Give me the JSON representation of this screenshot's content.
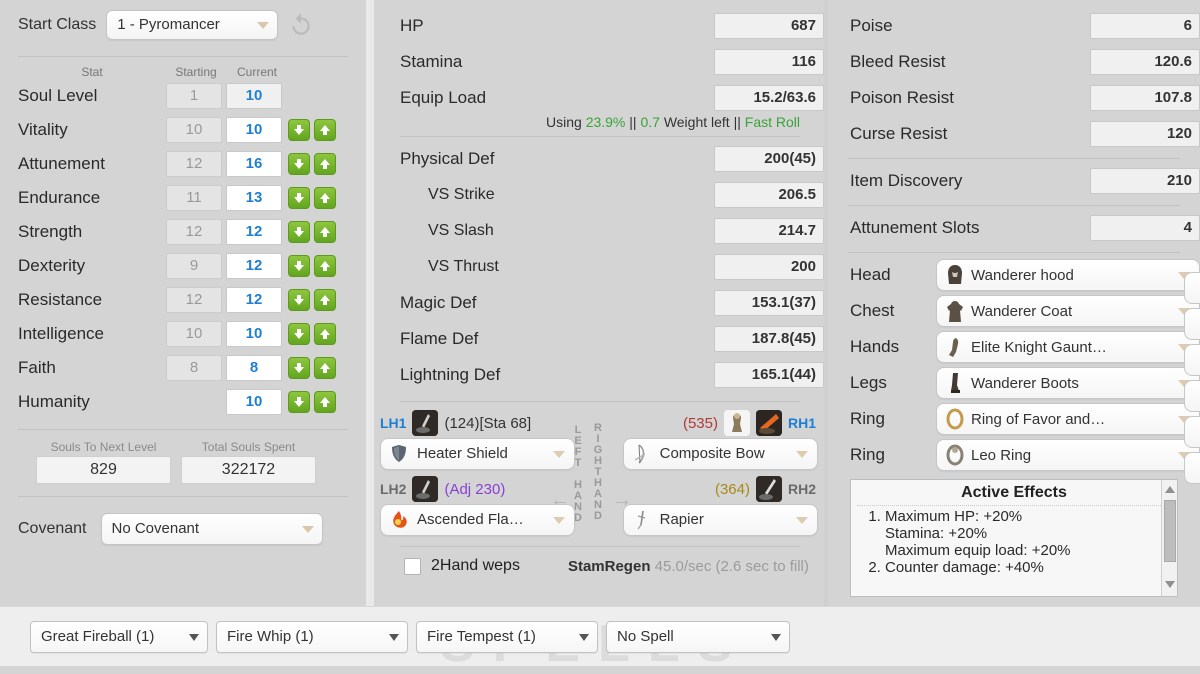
{
  "left": {
    "start_class_label": "Start Class",
    "start_class_value": "1 - Pyromancer",
    "reset_icon": "reset-arrow-icon",
    "headers": {
      "stat": "Stat",
      "starting": "Starting",
      "current": "Current"
    },
    "stats": [
      {
        "name": "Soul Level",
        "starting": "1",
        "current": "10",
        "arrows": false
      },
      {
        "name": "Vitality",
        "starting": "10",
        "current": "10",
        "arrows": true
      },
      {
        "name": "Attunement",
        "starting": "12",
        "current": "16",
        "arrows": true
      },
      {
        "name": "Endurance",
        "starting": "11",
        "current": "13",
        "arrows": true
      },
      {
        "name": "Strength",
        "starting": "12",
        "current": "12",
        "arrows": true
      },
      {
        "name": "Dexterity",
        "starting": "9",
        "current": "12",
        "arrows": true
      },
      {
        "name": "Resistance",
        "starting": "12",
        "current": "12",
        "arrows": true
      },
      {
        "name": "Intelligence",
        "starting": "10",
        "current": "10",
        "arrows": true
      },
      {
        "name": "Faith",
        "starting": "8",
        "current": "8",
        "arrows": true
      },
      {
        "name": "Humanity",
        "starting": "",
        "current": "10",
        "arrows": true
      }
    ],
    "souls_next_label": "Souls To Next Level",
    "souls_next_value": "829",
    "souls_spent_label": "Total Souls Spent",
    "souls_spent_value": "322172",
    "covenant_label": "Covenant",
    "covenant_value": "No Covenant"
  },
  "mid": {
    "vitals": [
      {
        "name": "HP",
        "value": "687"
      },
      {
        "name": "Stamina",
        "value": "116"
      },
      {
        "name": "Equip Load",
        "value": "15.2/63.6"
      }
    ],
    "equip_note": {
      "using_word": "Using",
      "using_pct": "23.9%",
      "sep1": "||",
      "weight_left": "0.7",
      "weight_word": "Weight left",
      "sep2": "||",
      "roll": "Fast Roll"
    },
    "defenses": [
      {
        "name": "Physical Def",
        "value": "200(45)",
        "indent": false
      },
      {
        "name": "VS Strike",
        "value": "206.5",
        "indent": true
      },
      {
        "name": "VS Slash",
        "value": "214.7",
        "indent": true
      },
      {
        "name": "VS Thrust",
        "value": "200",
        "indent": true
      },
      {
        "name": "Magic Def",
        "value": "153.1(37)",
        "indent": false
      },
      {
        "name": "Flame Def",
        "value": "187.8(45)",
        "indent": false
      },
      {
        "name": "Lightning Def",
        "value": "165.1(44)",
        "indent": false
      }
    ],
    "left_hand_vertical": "LEFT HAND",
    "right_hand_vertical": "RIGHTHAND",
    "weapons": {
      "lh1_tag": "LH1",
      "lh1_stat": "(124)[Sta 68]",
      "lh1_item": "Heater Shield",
      "lh2_tag": "LH2",
      "lh2_stat": "(Adj 230)",
      "lh2_item": "Ascended Fla…",
      "rh1_tag": "RH1",
      "rh1_stat": "(535)",
      "rh1_item": "Composite Bow",
      "rh2_tag": "RH2",
      "rh2_stat": "(364)",
      "rh2_item": "Rapier"
    },
    "twohand_label": "2Hand weps",
    "stamregen_label": "StamRegen",
    "stamregen_value": "45.0/sec (2.6 sec to fill)"
  },
  "right": {
    "resists": [
      {
        "name": "Poise",
        "value": "6"
      },
      {
        "name": "Bleed Resist",
        "value": "120.6"
      },
      {
        "name": "Poison Resist",
        "value": "107.8"
      },
      {
        "name": "Curse Resist",
        "value": "120"
      }
    ],
    "item_discovery": {
      "name": "Item Discovery",
      "value": "210"
    },
    "attunement_slots": {
      "name": "Attunement Slots",
      "value": "4"
    },
    "equipment": [
      {
        "slot": "Head",
        "item": "Wanderer hood"
      },
      {
        "slot": "Chest",
        "item": "Wanderer Coat"
      },
      {
        "slot": "Hands",
        "item": "Elite Knight Gaunt…"
      },
      {
        "slot": "Legs",
        "item": "Wanderer Boots"
      },
      {
        "slot": "Ring",
        "item": "Ring of Favor and…"
      },
      {
        "slot": "Ring",
        "item": "Leo Ring"
      }
    ],
    "effects_title": "Active Effects",
    "effects": [
      {
        "num": "1.",
        "lines": [
          "Maximum HP: +20%",
          "Stamina: +20%",
          "Maximum equip load: +20%"
        ]
      },
      {
        "num": "2.",
        "lines": [
          "Counter damage: +40%"
        ]
      }
    ]
  },
  "spellbar": {
    "watermark": "SPELLS",
    "slots": [
      "Great Fireball (1)",
      "Fire Whip (1)",
      "Fire Tempest (1)",
      "No Spell"
    ]
  },
  "colors": {
    "accent_blue": "#1f7fd4",
    "green": "#3aa33a",
    "arrow_green": "#63a51f",
    "red": "#b03a3a",
    "gold": "#a88a18",
    "purple": "#8a3fd4",
    "panel_bg": "#d4d4d4"
  }
}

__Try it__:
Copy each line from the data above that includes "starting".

__Solution__:
      "starting": "Starting",
        "starting": "1",
        "starting": "10",
        "starting": "12",
        "starting": "11",
        "starting": "12",
        "starting": "9",
        "starting": "12",
        "starting": "10",
        "starting": "8",
        "starting": "",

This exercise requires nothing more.